Take each line from the entries that holds "handle" and copy it out.

### Dataset

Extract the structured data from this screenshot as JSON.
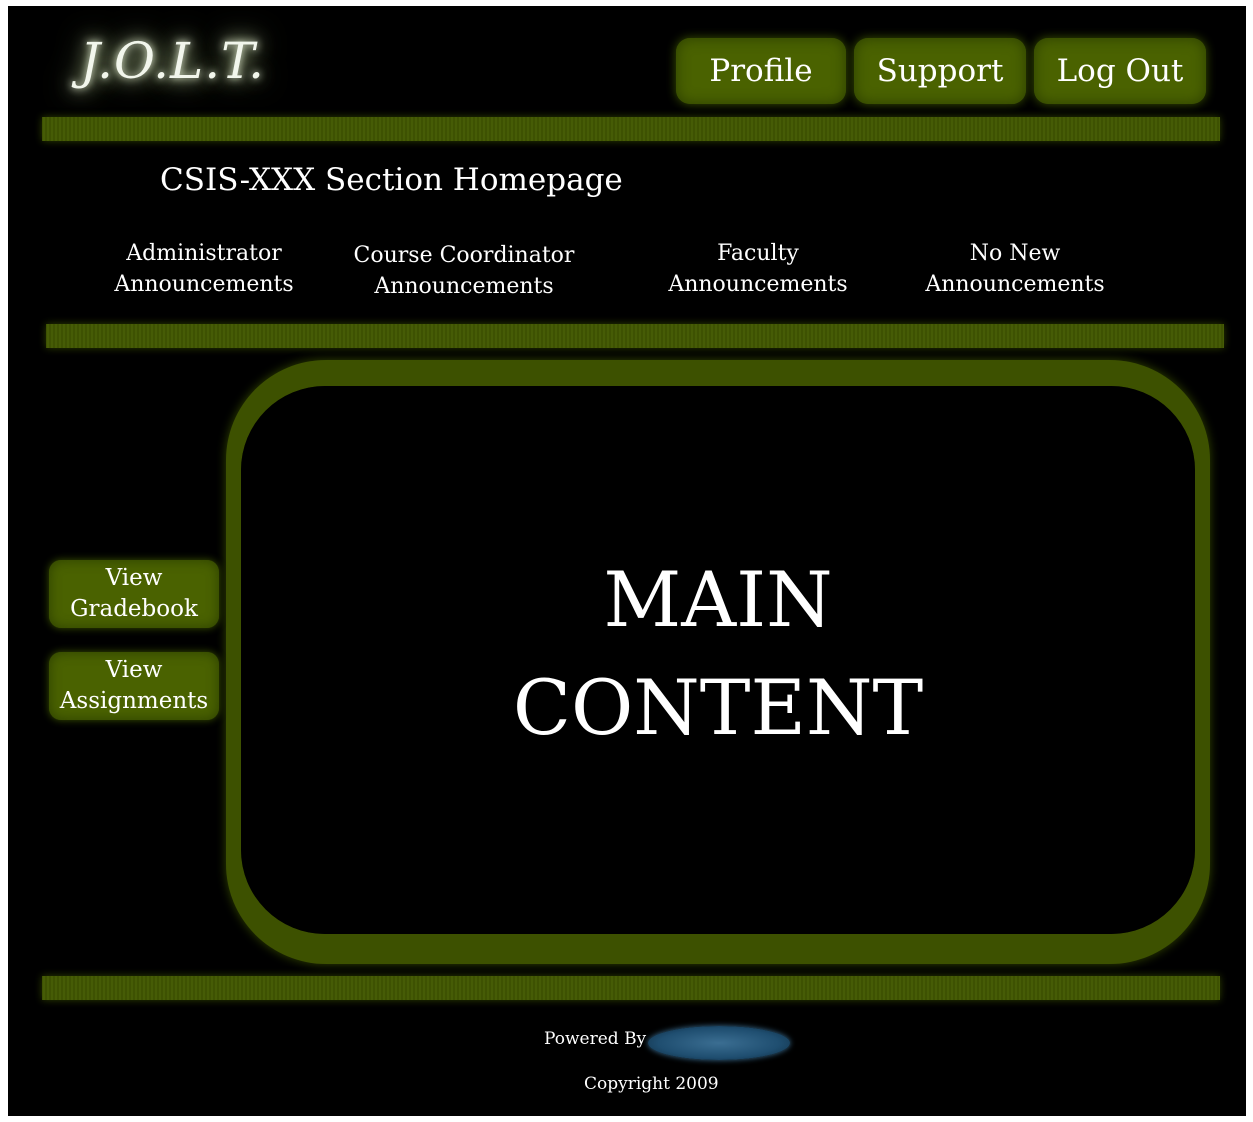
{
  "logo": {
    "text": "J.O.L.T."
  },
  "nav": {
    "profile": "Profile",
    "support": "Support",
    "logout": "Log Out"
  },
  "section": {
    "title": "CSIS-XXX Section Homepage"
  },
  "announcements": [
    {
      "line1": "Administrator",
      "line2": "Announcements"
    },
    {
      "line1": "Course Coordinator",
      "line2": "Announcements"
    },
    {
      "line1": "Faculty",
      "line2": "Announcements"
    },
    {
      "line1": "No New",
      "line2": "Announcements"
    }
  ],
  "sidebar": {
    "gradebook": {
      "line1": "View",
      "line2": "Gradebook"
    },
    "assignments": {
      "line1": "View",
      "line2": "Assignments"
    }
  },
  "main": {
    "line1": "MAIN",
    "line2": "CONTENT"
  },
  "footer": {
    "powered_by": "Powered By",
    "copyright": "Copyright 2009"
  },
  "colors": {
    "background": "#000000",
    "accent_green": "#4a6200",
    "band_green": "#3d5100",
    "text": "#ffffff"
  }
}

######
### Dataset

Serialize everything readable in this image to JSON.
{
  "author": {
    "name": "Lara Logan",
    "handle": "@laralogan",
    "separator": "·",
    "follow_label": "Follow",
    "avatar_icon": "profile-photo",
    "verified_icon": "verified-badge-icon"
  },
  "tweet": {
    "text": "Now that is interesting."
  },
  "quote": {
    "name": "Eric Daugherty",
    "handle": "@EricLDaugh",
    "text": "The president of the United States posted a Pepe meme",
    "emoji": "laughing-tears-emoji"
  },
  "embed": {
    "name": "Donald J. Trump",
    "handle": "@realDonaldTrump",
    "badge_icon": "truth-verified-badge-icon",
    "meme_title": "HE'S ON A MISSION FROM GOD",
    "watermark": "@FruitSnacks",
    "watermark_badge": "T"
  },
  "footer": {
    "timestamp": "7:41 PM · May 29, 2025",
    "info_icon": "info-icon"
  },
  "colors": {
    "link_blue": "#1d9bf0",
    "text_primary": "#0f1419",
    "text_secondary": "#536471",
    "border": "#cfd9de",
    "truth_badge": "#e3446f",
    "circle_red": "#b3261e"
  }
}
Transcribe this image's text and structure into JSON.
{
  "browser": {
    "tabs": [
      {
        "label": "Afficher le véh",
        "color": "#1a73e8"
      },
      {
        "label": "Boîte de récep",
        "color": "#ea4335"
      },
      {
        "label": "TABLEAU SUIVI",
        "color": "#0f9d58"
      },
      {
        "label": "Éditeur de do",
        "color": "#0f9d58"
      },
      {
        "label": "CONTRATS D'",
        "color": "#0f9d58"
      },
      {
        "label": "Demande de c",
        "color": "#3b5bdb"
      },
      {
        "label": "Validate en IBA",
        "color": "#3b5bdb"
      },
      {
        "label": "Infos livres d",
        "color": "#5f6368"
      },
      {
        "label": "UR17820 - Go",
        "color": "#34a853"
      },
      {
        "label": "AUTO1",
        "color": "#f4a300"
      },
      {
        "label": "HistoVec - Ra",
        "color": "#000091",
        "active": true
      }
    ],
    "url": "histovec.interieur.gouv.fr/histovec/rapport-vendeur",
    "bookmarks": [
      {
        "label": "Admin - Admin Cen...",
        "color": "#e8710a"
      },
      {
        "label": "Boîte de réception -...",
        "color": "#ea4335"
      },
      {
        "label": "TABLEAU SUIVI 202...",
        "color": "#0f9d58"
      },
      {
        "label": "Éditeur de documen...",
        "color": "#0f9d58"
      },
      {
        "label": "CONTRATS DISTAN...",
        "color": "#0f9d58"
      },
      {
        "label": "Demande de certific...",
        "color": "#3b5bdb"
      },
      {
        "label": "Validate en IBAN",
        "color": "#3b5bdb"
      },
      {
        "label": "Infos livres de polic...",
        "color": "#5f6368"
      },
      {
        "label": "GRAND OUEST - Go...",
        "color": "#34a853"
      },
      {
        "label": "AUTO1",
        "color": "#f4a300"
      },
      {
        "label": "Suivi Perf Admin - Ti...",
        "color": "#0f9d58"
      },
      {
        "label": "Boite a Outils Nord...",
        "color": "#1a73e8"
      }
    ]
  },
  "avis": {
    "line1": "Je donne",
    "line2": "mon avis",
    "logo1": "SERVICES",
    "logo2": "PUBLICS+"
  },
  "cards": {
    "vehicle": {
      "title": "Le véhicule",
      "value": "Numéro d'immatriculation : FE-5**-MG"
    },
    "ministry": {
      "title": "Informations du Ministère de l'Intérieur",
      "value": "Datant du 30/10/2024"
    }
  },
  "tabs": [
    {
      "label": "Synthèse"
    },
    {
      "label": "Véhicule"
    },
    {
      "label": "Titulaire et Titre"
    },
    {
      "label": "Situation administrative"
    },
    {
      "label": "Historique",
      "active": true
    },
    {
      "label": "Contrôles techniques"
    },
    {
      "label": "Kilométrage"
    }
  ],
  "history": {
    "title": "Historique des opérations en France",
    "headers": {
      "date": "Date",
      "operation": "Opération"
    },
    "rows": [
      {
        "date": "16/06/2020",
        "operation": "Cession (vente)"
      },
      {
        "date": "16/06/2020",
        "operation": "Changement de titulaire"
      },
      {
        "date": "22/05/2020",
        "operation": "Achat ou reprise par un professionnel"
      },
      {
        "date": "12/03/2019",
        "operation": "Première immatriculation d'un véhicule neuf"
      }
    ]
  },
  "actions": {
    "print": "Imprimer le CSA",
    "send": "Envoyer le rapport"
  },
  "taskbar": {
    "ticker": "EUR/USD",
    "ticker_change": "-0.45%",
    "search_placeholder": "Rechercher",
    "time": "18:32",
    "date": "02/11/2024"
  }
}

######

◆ Written answer:
    "handle": "@laralogan",
    "handle": "@EricLDaugh",
    "handle": "@realDonaldTrump",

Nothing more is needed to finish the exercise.